    Another economic reason is that Linux is too unstable, economically speaking. In other words, the kernel is being upgraded constantly, and the distributions are leaving it up to the user to upgrade them. With RealPlayer, you are told that such-and-such a version works with Windows 95, 98, 2000, etc. If a new version comes out that doesn't work with 95, then they'll say so, and you will have to use an older RealPlayer version. With Linux, you have to figure out what kernel you are using. As far as I understand, you can't use RealPlayer 8.* with the 2.2.* kernels. Maybe I'm wrong. I don't know. However, every now and then, I get the impression that people have to upgrade their kernels, but aren't asked to upgrade their entire OS. If this is true, then it leaves a bit of unstability, in that there are so many steps involved, and unknowns. Will my other apps work with the new kernel, or will I have to upgrade that too? I believe that distro companies should never release new distros until the new stable kernels begin to settle down. In the mean time, they can release "subversions". In other words, 8.1, 8.2, 8.2, 8.n, etc.

    I suppose that I could be completely out to lunch on all of this, but is it really wise for people to take time out of their busy schedules to clear up my misconceptions? Isn't there a good chance that others will have the same kind of misconceptions? Well, if so, will the Linux community train each and every person for their personal computer configuration?

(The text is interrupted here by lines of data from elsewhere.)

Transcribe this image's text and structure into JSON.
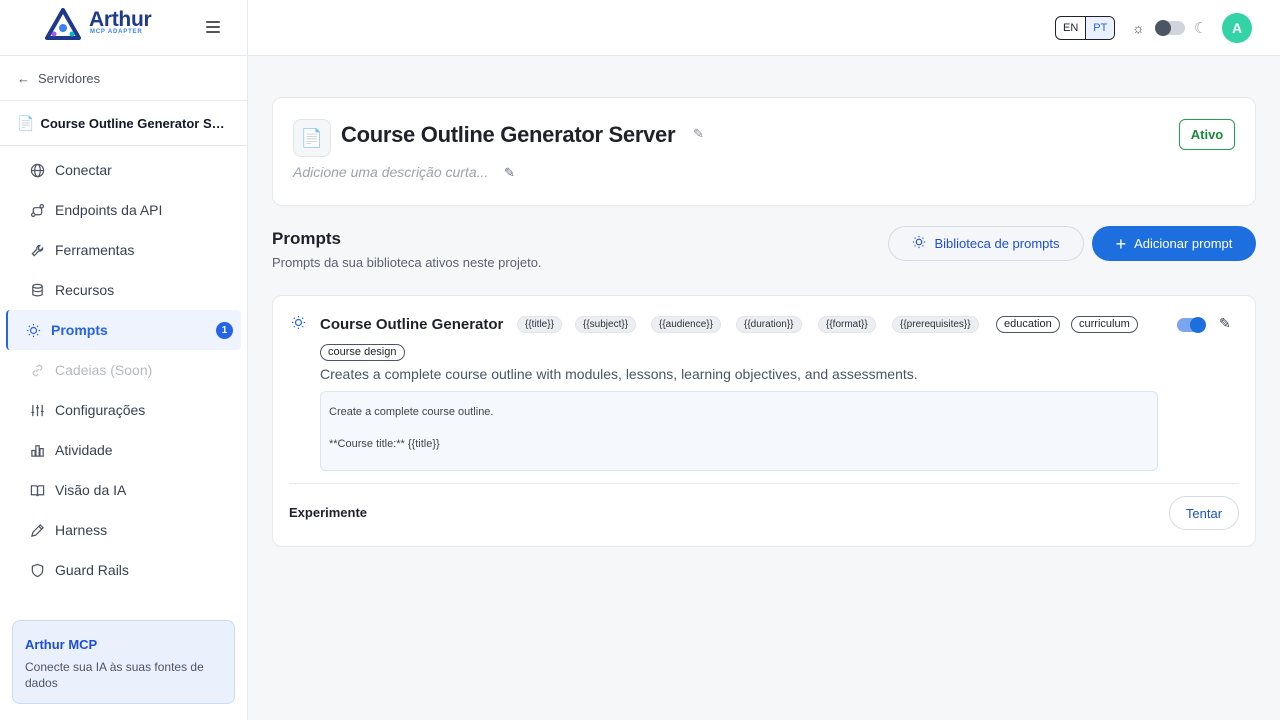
{
  "brand": {
    "name": "Arthur",
    "subtitle": "MCP ADAPTER",
    "logo_icon": "arthur-logo-icon"
  },
  "sidebar": {
    "back_label": "Servidores",
    "server_name": "Course Outline Generator Server",
    "items": [
      {
        "label": "Conectar",
        "icon": "globe-icon"
      },
      {
        "label": "Endpoints da API",
        "icon": "route-icon"
      },
      {
        "label": "Ferramentas",
        "icon": "wrench-icon"
      },
      {
        "label": "Recursos",
        "icon": "database-icon"
      },
      {
        "label": "Prompts",
        "icon": "lightbulb-icon",
        "badge": "1",
        "active": true
      },
      {
        "label": "Cadeias (Soon)",
        "icon": "link-icon",
        "disabled": true
      },
      {
        "label": "Configurações",
        "icon": "sliders-icon"
      },
      {
        "label": "Atividade",
        "icon": "bar-chart-icon"
      },
      {
        "label": "Visão da IA",
        "icon": "book-icon"
      },
      {
        "label": "Harness",
        "icon": "pen-icon"
      },
      {
        "label": "Guard Rails",
        "icon": "shield-icon"
      }
    ],
    "promo": {
      "title": "Arthur MCP",
      "text": "Conecte sua IA às suas fontes de dados"
    }
  },
  "topbar": {
    "lang_en": "EN",
    "lang_pt": "PT",
    "avatar_letter": "A"
  },
  "header": {
    "title": "Course Outline Generator Server",
    "description_placeholder": "Adicione uma descrição curta...",
    "status": "Ativo"
  },
  "prompts_section": {
    "title": "Prompts",
    "subtitle": "Prompts da sua biblioteca ativos neste projeto.",
    "library_button": "Biblioteca de prompts",
    "add_button": "Adicionar prompt"
  },
  "prompt": {
    "name": "Course Outline Generator",
    "variables": [
      "{{title}}",
      "{{subject}}",
      "{{audience}}",
      "{{duration}}",
      "{{format}}",
      "{{prerequisites}}"
    ],
    "tags": [
      "education",
      "curriculum",
      "course design"
    ],
    "description": "Creates a complete course outline with modules, lessons, learning objectives, and assessments.",
    "body_lines": [
      "Create a complete course outline.",
      "",
      "**Course title:** {{title}}"
    ],
    "enabled": true,
    "try_label": "Experimente",
    "try_button": "Tentar"
  },
  "colors": {
    "accent": "#1d6fe0",
    "status_green": "#22a24a",
    "avatar": "#34d3a6"
  }
}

Linux may be easy to use, but is it easy to customize? Customization is important for me, because I have approx. 1 Gig of harddrive space, and 64 MB. If nobody cares enough about me to get my computer running good software, then I have to respect that. After all, it's not necessarily their job to deal with such things. However, nobody can complain if I don't want to be bothered to read manuals that have no guarantee of helping me.

    What are your thoughts? I'm not entirely clear on any of this, but I can see a fundemental difference in the way that Linux is enjoyed, as opposed to the way that Windows is enjoyed. Perhaps, with Linux, there are so many things that can go wrong, whereas with Windows, you just reboot or reinstall. In an office environment, time is money, so it's worth spending a few moments to ensure that you never reboot your server. However, with the desktop, there are so many things that need to be understood, and time is valuable in a different way. People probably save time by rebooting, instead of spending a day to read docs. With a web server, I assume that you have one basic program running, from the practical view point, and that program is the web server program. With the desktop, you have tons of stuff. People can't read ungauranteed HowTo's everytime their computer doesn't work.

    I think that I might cross post this, so I hope I don't offend you guys.
  • I acknowledge that I'm slightly biased here, but why go on the massive companies against massive organisations argument ?

    Honestly, this is about as interesting as the "who is the most beautiful, vain and egotistical newsreader" contest ?

    I suppose I have the pacific island attitude, but I couldn't give a damn about this beauty being skin deep rubbish which continually appears from Hollywood.

    Is this 2002 or 1982 ? Honestly, the next thing they'll try and do is pass the "Television has no off button" act.

"I'm not a god, I was misquoted." -- Lister, Red Dwarf